It arrives in the growing season and pierces the plant leaf tissue to get at the sap. Its saliva carries a toxin that can cause the leaf to dry, curl and rot, and the consequent damage is called “hopperburn”.
“You don’t realise they’re even there until you see the damage to the plants . . . By then it’s too late”
“Earlier arrival dates make it particularly important for farmers to get out early in the season and scout for leafhoppers,” says William Lamp, associate professor of entomology at the University of Maryland, and one of the three authors of the study.
“They’re tiny, flighty and very hard to see. You don’t realize they’re even there until you see the damage to the plants, which can take up to a week to manifest. By then it’s too late.”

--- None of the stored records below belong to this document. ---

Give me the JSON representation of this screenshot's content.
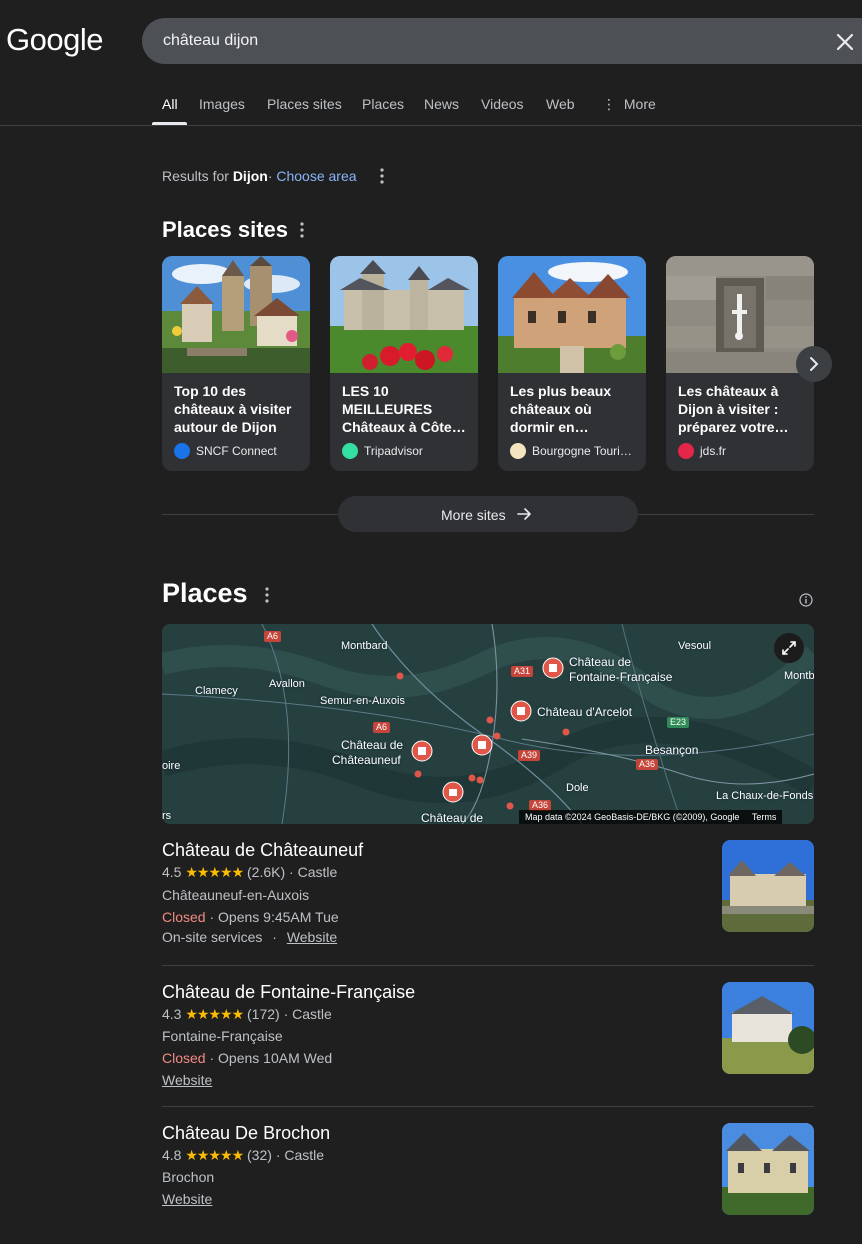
{
  "brand": {
    "logo": "Google"
  },
  "search": {
    "query": "château dijon"
  },
  "tabs": [
    "All",
    "Images",
    "Places sites",
    "Places",
    "News",
    "Videos",
    "Web",
    "More"
  ],
  "results_for": {
    "prefix": "Results for",
    "location": "Dijon",
    "separator": "·",
    "choose_area": "Choose area"
  },
  "places_sites": {
    "title": "Places sites",
    "cards": [
      {
        "title": "Top 10 des châteaux à visiter autour de Dijon",
        "source": "SNCF Connect"
      },
      {
        "title": "LES 10 MEILLEURES Châteaux à Côte…",
        "source": "Tripadvisor"
      },
      {
        "title": "Les plus beaux châteaux où dormir en…",
        "source": "Bourgogne Touri…"
      },
      {
        "title": "Les châteaux à Dijon à visiter : préparez votre…",
        "source": "jds.fr"
      }
    ],
    "more_label": "More sites"
  },
  "places": {
    "title": "Places",
    "map": {
      "labels": [
        "Montbard",
        "Vesoul",
        "Montb",
        "Clamecy",
        "Avallon",
        "Semur-en-Auxois",
        "Château de",
        "Fontaine-Française",
        "Château d'Arcelot",
        "Château de",
        "Châteauneuf",
        "Besançon",
        "Dole",
        "La Chaux-de-Fonds",
        "Château de",
        "oire",
        "rs"
      ],
      "roads": [
        "A6",
        "A31",
        "A6",
        "E23",
        "A39",
        "A36",
        "A36"
      ],
      "attribution": "Map data ©2024 GeoBasis-DE/BKG (©2009), Google",
      "terms": "Terms"
    },
    "list": [
      {
        "name": "Château de Châteauneuf",
        "rating": "4.5",
        "stars": "★★★★★",
        "reviews": "(2.6K)",
        "category": "· Castle",
        "location": "Châteauneuf-en-Auxois",
        "status": "Closed",
        "hours": "· Opens 9:45AM Tue",
        "services": "On-site services",
        "services_sep": "·",
        "website": "Website"
      },
      {
        "name": "Château de Fontaine-Française",
        "rating": "4.3",
        "stars": "★★★★★",
        "reviews": "(172)",
        "category": "· Castle",
        "location": "Fontaine-Française",
        "status": "Closed",
        "hours": "· Opens 10AM Wed",
        "website": "Website"
      },
      {
        "name": "Château De Brochon",
        "rating": "4.8",
        "stars": "★★★★★",
        "reviews": "(32)",
        "category": "· Castle",
        "location": "Brochon",
        "website": "Website"
      }
    ]
  }
}
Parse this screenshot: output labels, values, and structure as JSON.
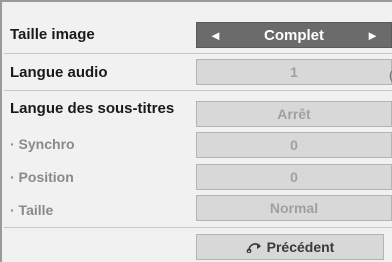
{
  "menu": {
    "rows": [
      {
        "label": "Taille image",
        "value": "Complet"
      },
      {
        "label": "Langue audio",
        "value": "1"
      },
      {
        "label": "Langue des sous-titres",
        "value": "Arrêt"
      },
      {
        "label": "· Synchro",
        "value": "0"
      },
      {
        "label": "· Position",
        "value": "0"
      },
      {
        "label": "· Taille",
        "value": "Normal"
      }
    ],
    "back_label": "Précédent",
    "prev_arrow": "◄",
    "next_arrow": "►",
    "cut_off_char": "("
  },
  "icons": {
    "back": "return-arrow-icon"
  },
  "colors": {
    "selected_value_bg": "#6b6b6b",
    "value_bg": "#d8d8d8",
    "panel_bg": "#f1f1f1",
    "label_text": "#1a1a1a",
    "disabled_label_text": "#8a8a8a"
  }
}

The researchers combed the records between 1951 and 2012 to track the dates in which the pest was recorded in each of 19 affected US states, and matched this with weather records over the same timespan. Such a finding was possible only because scientists had access to systematic data.
Dilip Venugopal, an ecologist, and colleague of Lamp at the University of Maryland, says: “The historical records on agricultural pests are a gold mine, made possible by decades of hard work by agricultural research and extension personnel who collect this data. There has been a decline in data collection activity over the past decade, and we would love to see an effort to ramp this up again.”
Global average temperatures have risen by 0.74 degree Celsius [1.33 degrees Fahrenheit] since 1951, and the last decade has been the warmest since climate records began.
The leafhopper is only one of many long-distance migratory pests likely to change behavior in response to climate change. Other researchers have already observed crop pests’ steady movement towards higher latitudes in recent decades.
“Climate change is not just costly because temperatures and oceans rise, but because it makes it harder to feed ourselves,” says report co-author Mitchell Baker, assistant professor of biology at Queens College, City University of New York.
“Increased pest pressure in agriculture is one of the complex effects of continued warming. Predicting arrival time and severity is critical to managing this pest and others like it.”
The U.K.-based Climate News Network is run by four volunteers, all veteran journalists who have covered climate change for many years for leading British newspapers and broadcasters and are now freelancing.